Norman Podhoretz, Author . Free Press $30 (400p) ISBN 978-0-7432-1927-3

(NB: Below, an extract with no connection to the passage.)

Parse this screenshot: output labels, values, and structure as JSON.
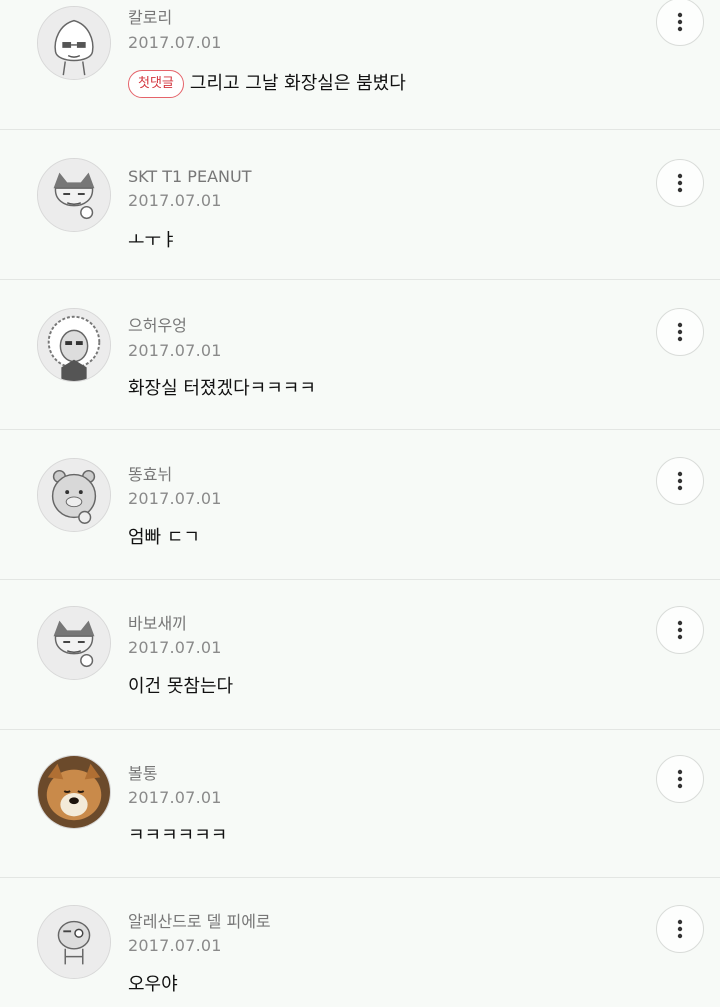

In what initially appears to be a radical departure from his previous eight books, some of which were autobiographical accounts of Podhoretz's move from left to right, this effort deals with the Hebrew prophets, a new subject for the former editor of Commentary magazine. To his credit, he does indeed present a scholarly analysis of the prophets, but it is interwoven with too many references to himself. Moreover, the lessons that Podhoretz derives from his study of the prophets, as detailed in the last chapter, "The Prophets and Us," are a rehash of the neo-conservative views expressed in his other books. He condemns relativism, the counterculture, political correctness, the women's movement, deconstructionism, multiculturalism and environmentalism. He likens his own views to those of the biblical prophets as they fought for monotheism and opposed paganism. Podhoretz gives consideration to all 21 prophetic books in the Bible, as well as to Abraham and Moses. However, he focuses mostly on Amos, Hosea, Micah, Isaiah ("First" and "Second"), Jeremiah and Ezekiel. He examines their writings, drawing extensively on the work of biblical scholars. Although he describes himself as an "amateur" and a "non-specialist," he doesn't hesitate to give his opinions on disputes among the various schools of biblical interpreters. Podhoretz deserves to be applauded for venturing beyond himself (at least in part) as the subject of his books, but readers interested in the prophets may wish to consult scholarly sources directly rather than rely on Podhoretz's rendering of their ideas. (Nov.)